These issues make compliance to a FODMAP diet challenging and confusing for clients.
On the other hand, the use of technology, such as the Monash FODMAP app, ensures that patients receive updated FODMAP information from a comprehensive database. They can also use the application according to their own clinical needs and cultural or social preferences.
The involvement of a multidisciplinary healthcare team (including a dietitian, of course!) - Studies found a higher proportion of patients with symptom improvement when IBS treatment is managed by a multidisciplinary healthcare team (compared to being managed by a gastroenterologist alone) (8). Another study found that the absence of a dietitian’s involvement resulted in low compliance to the diet (9). Members of a multidisciplinary healthcare team may include but are not limited to: Gastroenterologists, dietitians, physiotherapists, psychiatrists etc.
Although evidence and clinical guidelines recommend delivering the FODMAP diet under the guidance of a dietitian, access to a dietitian is not always available, depending on the local healthcare system of the patient. Here are some recommended ways to overcome the absence of a dietitian when delivering the FODMAP diet:
What should we do if the FODMAP content of a food is unknown? We can either:
Monash University is always looking for cultural foods from around the world to test their FODMAP content. For patients coming from multicultural backgrounds, it may be useful to remind them that:
Sultan N, Varney J, Halmos E, Biesiekierski J, Yao C, Muir J et al. How to Implement the 3-Phase FODMAP Diet Into Gastroenterological Practice. Journal of Neurogastroenterology and Motility. 2022;28(3):343-356.
Pourmand H, Keshteli AH, Saneei P, Daghaghzadeh H, Esmaillzadeh A, Adibi P. Adherence to a low FODMAP diet in relation to symptoms of irritable bowel syndrome in Iranian adults. Dig Dis Sci 2018;63:1261-1269.
Ostgaard H, Hausken T, Gundersen D, El-Salhy M. Diet and effects of diet management on quality of life and symptoms in patients with irritable bowel syndrome. Mol Med Rep 2012;5:1382-1390.
Harer KN, Jagielski CH, Riehl ME, Chey WD. 272-avoidant/restrictive food intake disorder among adult gastroenterology behavioral health patients: demographic and clinical characteristics. Gastroenterology 2019;156:S-53.
San Mauro Martín I, Garicano Vilar E, López Oliva S, Sanz Rojo S. Existing differences between available lists of FODMAP containing foods. Rev Esp Enferm Dig Published Online First: 1 Feb 2022. doi: 10.17235/reed.2022.8463/2021.
McMeans AR, King KL, Chumpitazi BP. Low FODMAP dietary food lists are often discordant.
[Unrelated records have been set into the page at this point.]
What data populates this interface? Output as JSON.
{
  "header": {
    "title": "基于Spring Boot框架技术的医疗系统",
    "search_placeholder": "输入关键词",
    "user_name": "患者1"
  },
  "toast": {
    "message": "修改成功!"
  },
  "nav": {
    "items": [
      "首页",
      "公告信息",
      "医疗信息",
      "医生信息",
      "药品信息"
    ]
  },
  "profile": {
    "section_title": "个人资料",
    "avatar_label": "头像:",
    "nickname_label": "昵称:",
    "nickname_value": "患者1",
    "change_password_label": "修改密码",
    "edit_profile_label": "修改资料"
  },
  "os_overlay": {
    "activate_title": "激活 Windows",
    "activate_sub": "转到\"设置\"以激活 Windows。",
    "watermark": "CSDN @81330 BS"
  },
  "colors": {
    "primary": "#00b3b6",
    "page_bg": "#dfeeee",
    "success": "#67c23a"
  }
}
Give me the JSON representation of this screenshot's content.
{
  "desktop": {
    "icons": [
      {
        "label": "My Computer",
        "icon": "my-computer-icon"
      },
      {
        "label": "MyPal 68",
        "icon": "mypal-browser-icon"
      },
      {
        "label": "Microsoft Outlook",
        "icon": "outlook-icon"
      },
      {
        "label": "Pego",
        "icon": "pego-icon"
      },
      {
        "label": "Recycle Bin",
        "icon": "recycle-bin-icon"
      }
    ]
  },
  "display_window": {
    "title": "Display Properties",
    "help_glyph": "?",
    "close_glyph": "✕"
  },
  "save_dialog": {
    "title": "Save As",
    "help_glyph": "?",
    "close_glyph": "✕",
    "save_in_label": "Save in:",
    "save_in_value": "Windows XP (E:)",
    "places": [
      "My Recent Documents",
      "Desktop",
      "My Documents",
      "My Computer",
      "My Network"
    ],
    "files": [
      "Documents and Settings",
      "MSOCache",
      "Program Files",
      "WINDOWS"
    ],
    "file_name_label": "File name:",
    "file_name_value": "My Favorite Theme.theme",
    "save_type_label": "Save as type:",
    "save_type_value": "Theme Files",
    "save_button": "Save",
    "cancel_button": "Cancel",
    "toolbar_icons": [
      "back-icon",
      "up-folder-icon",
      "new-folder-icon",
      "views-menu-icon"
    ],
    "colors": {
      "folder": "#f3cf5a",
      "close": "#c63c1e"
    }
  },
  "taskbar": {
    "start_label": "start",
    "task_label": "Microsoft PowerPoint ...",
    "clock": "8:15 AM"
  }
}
Am J Gastroenterol 2017;112:655-656.
Trott N, Aziz I, Rej A, Surendran Sanders D. How patients with IBS use low FODMAP dietary information provided by general practitioners and gastroenterologists: a qualitative study. Nutrients 2019;11:1313.
Basnayake C, Kamm MA, Stanley A, et al. 409 randomised trial of multi-disciplinary versus standard gastroenterologist care for functional gastrointestinal disorders. Gastroenterology 2020;158:S-77.
Van Ouytsel P, Szalai A, Van Gossum A, Arvanitakis M, Louis H. Feasibility of a low FODMAPs diet without initial dietician intervention in the management of patients with irritable bowel syndrome: a prospective study. Acta Gastroenterol Belg 2021;84:593-600.